November 30th is a Friday, one week from today, so there’s time. Not a lot of time-it still might feel like a lot of time, but it’s not. There’s a lot you need to do in your busy week which likely involves many hours of your “real” work where you get “real” pay. Unless you’re a rare unicorn who makes a living writing stories. In that case, why don’t you tell me how to go about all this? Because I still have to show up at a job I really don’t like, a job in which I think at least 45 times a day that I wish I was writing for a living. Anyway, back the the topic.

If you haven’t looked over the submission guidelines for your story, do it now. Seriously, go there and look at the guidelines. It is probably several paragraphs long, with a lot of information. Read every paragraph, every word. Keep that tab open as you polish up your story. Refer to it to remind yourself in your final edits what your story needs to be.

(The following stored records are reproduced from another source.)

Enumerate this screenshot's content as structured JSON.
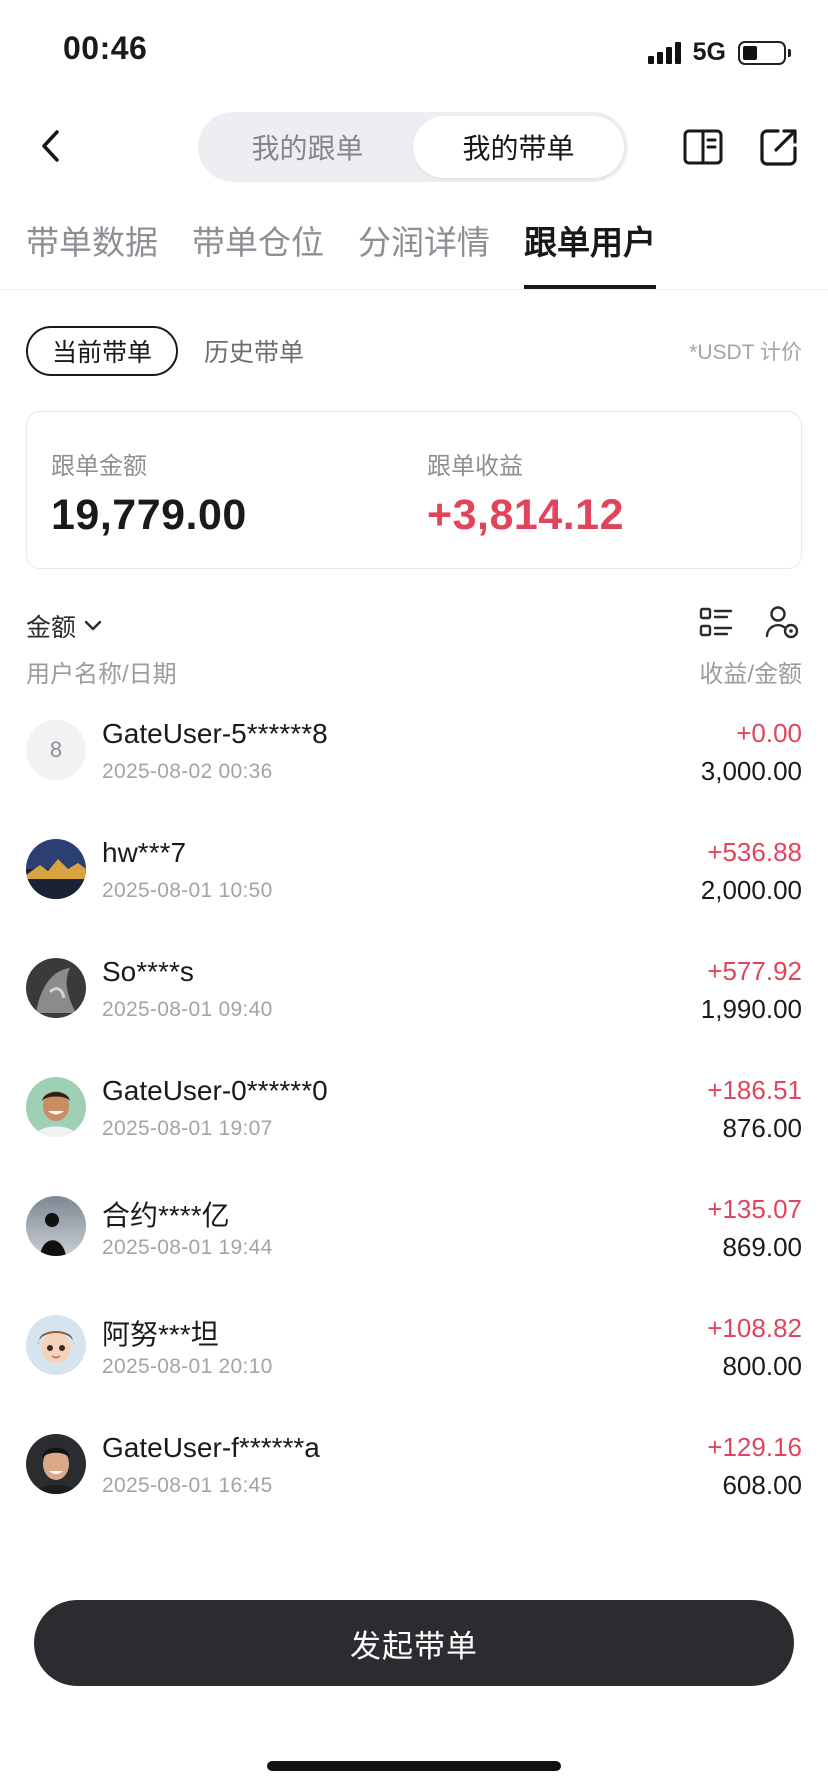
{
  "status_bar": {
    "time": "00:46",
    "network": "5G"
  },
  "header": {
    "segments": [
      "我的跟单",
      "我的带单"
    ],
    "active_segment": 1,
    "icons": [
      "back-icon",
      "book-icon",
      "share-icon"
    ]
  },
  "tabs": [
    {
      "label": "带单数据",
      "active": false
    },
    {
      "label": "带单仓位",
      "active": false
    },
    {
      "label": "分润详情",
      "active": false
    },
    {
      "label": "跟单用户",
      "active": true
    }
  ],
  "filter": {
    "current": "当前带单",
    "history": "历史带单",
    "unit_note": "*USDT 计价"
  },
  "summary": {
    "amount_label": "跟单金额",
    "amount_value": "19,779.00",
    "profit_label": "跟单收益",
    "profit_value": "+3,814.12"
  },
  "sort": {
    "label": "金额",
    "icons": [
      "list-icon",
      "user-settings-icon"
    ]
  },
  "columns": {
    "left": "用户名称/日期",
    "right": "收益/金额"
  },
  "users": [
    {
      "name": "GateUser-5******8",
      "date": "2025-08-02 00:36",
      "profit": "+0.00",
      "amount": "3,000.00",
      "avatar_letter": "8"
    },
    {
      "name": "hw***7",
      "date": "2025-08-01 10:50",
      "profit": "+536.88",
      "amount": "2,000.00"
    },
    {
      "name": "So****s",
      "date": "2025-08-01 09:40",
      "profit": "+577.92",
      "amount": "1,990.00"
    },
    {
      "name": "GateUser-0******0",
      "date": "2025-08-01 19:07",
      "profit": "+186.51",
      "amount": "876.00"
    },
    {
      "name": "合约****亿",
      "date": "2025-08-01 19:44",
      "profit": "+135.07",
      "amount": "869.00"
    },
    {
      "name": "阿努***坦",
      "date": "2025-08-01 20:10",
      "profit": "+108.82",
      "amount": "800.00"
    },
    {
      "name": "GateUser-f******a",
      "date": "2025-08-01 16:45",
      "profit": "+129.16",
      "amount": "608.00"
    }
  ],
  "cta": {
    "label": "发起带单"
  },
  "colors": {
    "accent_red": "#e0455d",
    "dark": "#2b2c2f",
    "muted": "#8d8f94"
  }
}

Quick question: does your story actually match the place your are sending it? The submission guidlelines will tell you what kind of piece they want. Don’t make the mistake of sending a raunchy sex crime to a Christian mystery magazine. This can happen if you’ve gotten a list of publications that are accepting pieces, so make sure your great story might is a match for the genre or sub genre to which you’re submitting.

Pay attention to word count. If there is a limit, make sure you’re within it, no exceptions. Your story might be awesome and just fifty words over the limit, so the editor will let it slide right? Wrong. Believe me. Wrong, wrong, wrong. Unless you’ve been invited to write a story, and you have some back and forth with the editor, don’t do it. And don’t lie about the count either. It’s disrespectful. 

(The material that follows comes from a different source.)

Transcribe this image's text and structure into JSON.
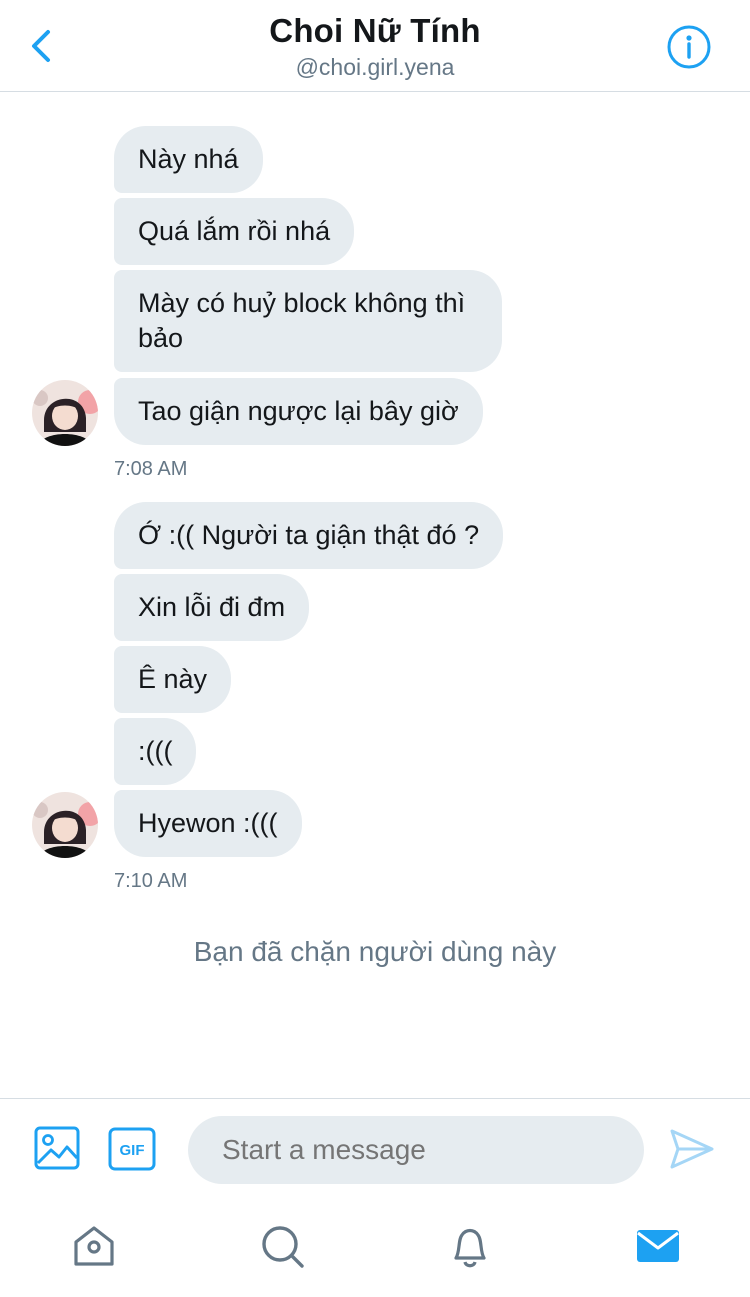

Spend some time on your cover letter. It matters as much as your story. Make sure you put your title where the editor wants it, make sure your format as directed. If you are unfamiliar with formatting terms, ten minutes before midnight next Friday is a rough time for the crash course. Make sure you attach your story in document form asked. If all this is like reading a foreign language, I strongly urge you to take time to familiarize yourself with submitting guidelines. 

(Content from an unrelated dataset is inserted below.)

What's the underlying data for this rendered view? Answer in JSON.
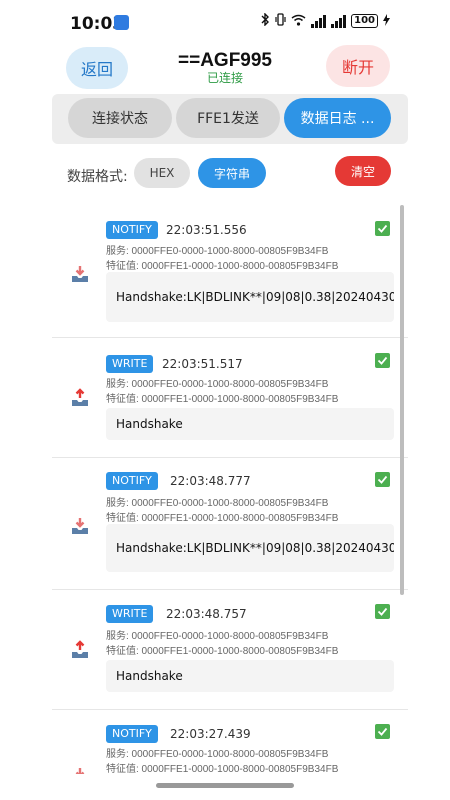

You love your story so much because it’s perfect, right? Get someone to read it now. They will see the misspellings, repeated words, missing words, missing commas, all things that you just can not see because you’ve been looking at it too long. Do not lose your shit with your reader because you think all he/she is doing is picking apart the story you spent so long writing and that you love so much. Pay attention! If your reader spotted any mistakes, you better believe the editor will see them ten times faster, and you’re rejected. If your reader has questions or concerns about something not making sense, again, do not lose your shit. Listen! It’s not too late to make adjustments.

Give yourself enough time to look things over before you hit send. If your reader is still talking to you, have him/her look it over before you submit.  Then sit back and let the feeling of complete calm wash over you. Let it last as long as it will before your start worrying, wondering, and feeling it’s impossible to wait to hear back. And good luck. 

What is Noir?

It’s having a renaissance, a well deserved resurgence, but as the bubble grows, I get a little uncomfortable. Worried that it will get diluted, glossy, softened, safe. Worried that it will lose what drew me right in. Worried that it’s going to be the pumpkin spice of literature. 

The up side and the down side of success. I want so much for the writers and publishers to get what they earned, to reap the benefits of hard work, sleepless nights, and make some cash…but will there be a cost? A fundamental loss? If everyone jumps in, why do I feel the panic of Chief Brody when I say, “You’re gonna need a bigger boat.”

I’m going to write about Noir here. Write about what’s going on, who’s doing what, and how it’s the best damn writing I have ever read, especially now. 

As for an answer to the title of this post, George Tuttle, in two essays, captured it well. It’s worth a read, especially if you’re looking for history.